Repeat every line of the data verbatim.

Segment Start: STUDY MATERIAL

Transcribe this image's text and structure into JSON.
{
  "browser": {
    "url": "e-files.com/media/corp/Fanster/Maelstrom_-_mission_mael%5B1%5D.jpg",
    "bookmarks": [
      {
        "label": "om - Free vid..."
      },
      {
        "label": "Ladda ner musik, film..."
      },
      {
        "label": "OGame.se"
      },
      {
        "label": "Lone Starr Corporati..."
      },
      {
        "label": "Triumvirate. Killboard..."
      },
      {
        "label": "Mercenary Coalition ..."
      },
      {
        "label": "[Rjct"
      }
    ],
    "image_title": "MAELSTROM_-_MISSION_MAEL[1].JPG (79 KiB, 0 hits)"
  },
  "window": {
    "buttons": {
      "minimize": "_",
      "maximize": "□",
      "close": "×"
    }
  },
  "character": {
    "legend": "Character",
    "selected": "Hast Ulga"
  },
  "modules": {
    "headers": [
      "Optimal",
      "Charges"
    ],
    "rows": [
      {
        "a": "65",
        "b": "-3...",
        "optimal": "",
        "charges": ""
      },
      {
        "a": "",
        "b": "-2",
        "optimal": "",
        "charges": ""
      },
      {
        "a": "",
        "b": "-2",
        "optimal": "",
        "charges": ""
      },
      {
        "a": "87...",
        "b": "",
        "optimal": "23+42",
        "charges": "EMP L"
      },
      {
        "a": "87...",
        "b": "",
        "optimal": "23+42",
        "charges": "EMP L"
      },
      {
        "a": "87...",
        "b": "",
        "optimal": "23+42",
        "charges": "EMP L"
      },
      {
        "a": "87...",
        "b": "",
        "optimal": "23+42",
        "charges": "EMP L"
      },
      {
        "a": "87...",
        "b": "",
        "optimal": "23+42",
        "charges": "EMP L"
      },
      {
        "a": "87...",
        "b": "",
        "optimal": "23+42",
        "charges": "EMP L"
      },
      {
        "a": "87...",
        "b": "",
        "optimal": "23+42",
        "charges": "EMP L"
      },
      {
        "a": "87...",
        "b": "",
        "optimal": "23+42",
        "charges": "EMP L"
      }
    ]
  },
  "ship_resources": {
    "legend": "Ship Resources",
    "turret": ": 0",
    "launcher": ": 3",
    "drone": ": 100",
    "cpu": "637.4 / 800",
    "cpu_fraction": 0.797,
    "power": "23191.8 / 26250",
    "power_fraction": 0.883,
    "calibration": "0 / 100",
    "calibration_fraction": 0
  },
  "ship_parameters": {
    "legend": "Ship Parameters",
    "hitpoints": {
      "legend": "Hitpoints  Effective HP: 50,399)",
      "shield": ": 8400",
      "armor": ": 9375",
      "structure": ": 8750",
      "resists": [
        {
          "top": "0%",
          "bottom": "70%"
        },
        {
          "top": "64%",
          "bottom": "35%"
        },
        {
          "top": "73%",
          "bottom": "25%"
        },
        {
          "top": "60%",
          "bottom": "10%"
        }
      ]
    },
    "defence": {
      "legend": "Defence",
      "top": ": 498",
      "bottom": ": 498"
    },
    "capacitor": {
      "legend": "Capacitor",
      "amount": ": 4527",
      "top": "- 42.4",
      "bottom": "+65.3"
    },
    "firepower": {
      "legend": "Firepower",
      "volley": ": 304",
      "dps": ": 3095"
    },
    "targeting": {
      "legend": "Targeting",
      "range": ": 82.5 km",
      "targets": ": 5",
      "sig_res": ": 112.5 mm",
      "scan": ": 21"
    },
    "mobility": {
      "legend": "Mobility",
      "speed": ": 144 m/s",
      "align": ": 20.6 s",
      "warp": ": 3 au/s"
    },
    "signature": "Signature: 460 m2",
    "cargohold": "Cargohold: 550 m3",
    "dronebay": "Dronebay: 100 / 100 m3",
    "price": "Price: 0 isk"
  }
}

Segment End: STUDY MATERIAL

WRITTEN SOLUTION —
Transcribe this image's text and structure into JSON.
{
  "browser": {
    "url": "e-files.com/media/corp/Fanster/Maelstrom_-_mission_mael%5B1%5D.jpg",
    "bookmarks": [
      {
        "label": "om - Free vid..."
      },
      {
        "label": "Ladda ner musik, film..."
      },
      {
        "label": "OGame.se"
      },
      {
        "label": "Lone Starr Corporati..."
      },
      {
        "label": "Triumvirate. Killboard..."
      },
      {
        "label": "Mercenary Coalition ..."
      },
      {
        "label": "[Rjct"
      }
    ],
    "image_title": "MAELSTROM_-_MISSION_MAEL[1].JPG (79 KiB, 0 hits)"
  },
  "window": {
    "buttons": {
      "minimize": "_",
      "maximize": "□",
      "close": "×"
    }
  },
  "character": {
    "legend": "Character",
    "selected": "Hast Ulga"
  },
  "modules": {
    "headers": [
      "Optimal",
      "Charges"
    ],
    "rows": [
      {
        "a": "65",
        "b": "-3...",
        "optimal": "",
        "charges": ""
      },
      {
        "a": "",
        "b": "-2",
        "optimal": "",
        "charges": ""
      },
      {
        "a": "",
        "b": "-2",
        "optimal": "",
        "charges": ""
      },
      {
        "a": "87...",
        "b": "",
        "optimal": "23+42",
        "charges": "EMP L"
      },
      {
        "a": "87...",
        "b": "",
        "optimal": "23+42",
        "charges": "EMP L"
      },
      {
        "a": "87...",
        "b": "",
        "optimal": "23+42",
        "charges": "EMP L"
      },
      {
        "a": "87...",
        "b": "",
        "optimal": "23+42",
        "charges": "EMP L"
      },
      {
        "a": "87...",
        "b": "",
        "optimal": "23+42",
        "charges": "EMP L"
      },
      {
        "a": "87...",
        "b": "",
        "optimal": "23+42",
        "charges": "EMP L"
      },
      {
        "a": "87...",
        "b": "",
        "optimal": "23+42",
        "charges": "EMP L"
      },
      {
        "a": "87...",
        "b": "",
        "optimal": "23+42",
        "charges": "EMP L"
      }
    ]
  },
  "ship_resources": {
    "legend": "Ship Resources",
    "turret": ": 0",
    "launcher": ": 3",
    "drone": ": 100",
    "cpu": "637.4 / 800",
    "cpu_fraction": 0.797,
    "power": "23191.8 / 26250",
    "power_fraction": 0.883,
    "calibration": "0 / 100",
    "calibration_fraction": 0
  },
  "ship_parameters": {
    "legend": "Ship Parameters",
    "hitpoints": {
      "legend": "Hitpoints  Effective HP: 50,399)",
      "shield": ": 8400",
      "armor": ": 9375",
      "structure": ": 8750",
      "resists": [
        {
          "top": "0%",
          "bottom": "70%"
        },
        {
          "top": "64%",
          "bottom": "35%"
        },
        {
          "top": "73%",
          "bottom": "25%"
        },
        {
          "top": "60%",
          "bottom": "10%"
        }
      ]
    },
    "defence": {
      "legend": "Defence",
      "top": ": 498",
      "bottom": ": 498"
    },
    "capacitor": {
      "legend": "Capacitor",
      "amount": ": 4527",
      "top": "- 42.4",
      "bottom": "+65.3"
    },
    "firepower": {
      "legend": "Firepower",
      "volley": ": 304",
      "dps": ": 3095"
    },
    "targeting": {
      "legend": "Targeting",
      "range": ": 82.5 km",
      "targets": ": 5",
      "sig_res": ": 112.5 mm",
      "scan": ": 21"
    },
    "mobility": {
      "legend": "Mobility",
      "speed": ": 144 m/s",
      "align": ": 20.6 s",
      "warp": ": 3 au/s"
    },
    "signature": "Signature: 460 m2",
    "cargohold": "Cargohold: 550 m3",
    "dronebay": "Dronebay: 100 / 100 m3",
    "price": "Price: 0 isk"
  }
}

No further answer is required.